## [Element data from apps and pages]
-- Opening Marker --

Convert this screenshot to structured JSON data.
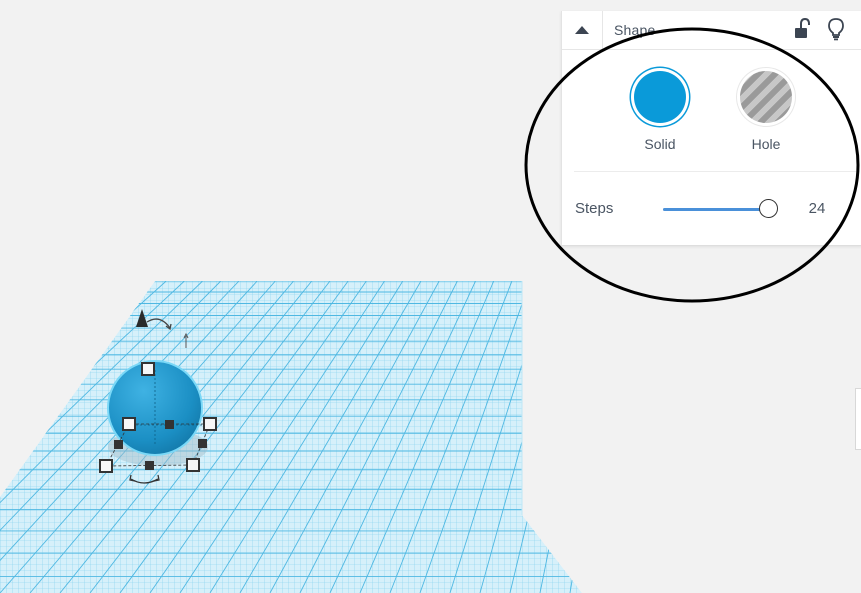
{
  "inspector": {
    "title": "Shape",
    "collapse_icon": "caret-up-icon",
    "lock_icon": "unlocked-padlock-icon",
    "light_icon": "lightbulb-icon",
    "type_options": [
      {
        "label": "Solid",
        "color": "#0a9ad9",
        "selected": true
      },
      {
        "label": "Hole",
        "color": "#9a9a9a",
        "selected": false
      }
    ],
    "steps": {
      "label": "Steps",
      "value": "24",
      "fill_fraction": 1.0
    }
  },
  "workplane": {
    "grid_color": "#6cc6e8",
    "shape": {
      "type": "sphere",
      "color": "#1b8fc4"
    },
    "rotate_icon": "rotate-arrow-icon",
    "cone_icon": "lift-cone-icon"
  },
  "annotation": {
    "color": "#000000"
  }
}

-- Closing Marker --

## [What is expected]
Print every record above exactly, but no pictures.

## [Result]
Convert this screenshot to structured JSON data.
{
  "inspector": {
    "title": "Shape",
    "collapse_icon": "caret-up-icon",
    "lock_icon": "unlocked-padlock-icon",
    "light_icon": "lightbulb-icon",
    "type_options": [
      {
        "label": "Solid",
        "color": "#0a9ad9",
        "selected": true
      },
      {
        "label": "Hole",
        "color": "#9a9a9a",
        "selected": false
      }
    ],
    "steps": {
      "label": "Steps",
      "value": "24",
      "fill_fraction": 1.0
    }
  },
  "workplane": {
    "grid_color": "#6cc6e8",
    "shape": {
      "type": "sphere",
      "color": "#1b8fc4"
    },
    "rotate_icon": "rotate-arrow-icon",
    "cone_icon": "lift-cone-icon"
  },
  "annotation": {
    "color": "#000000"
  }
}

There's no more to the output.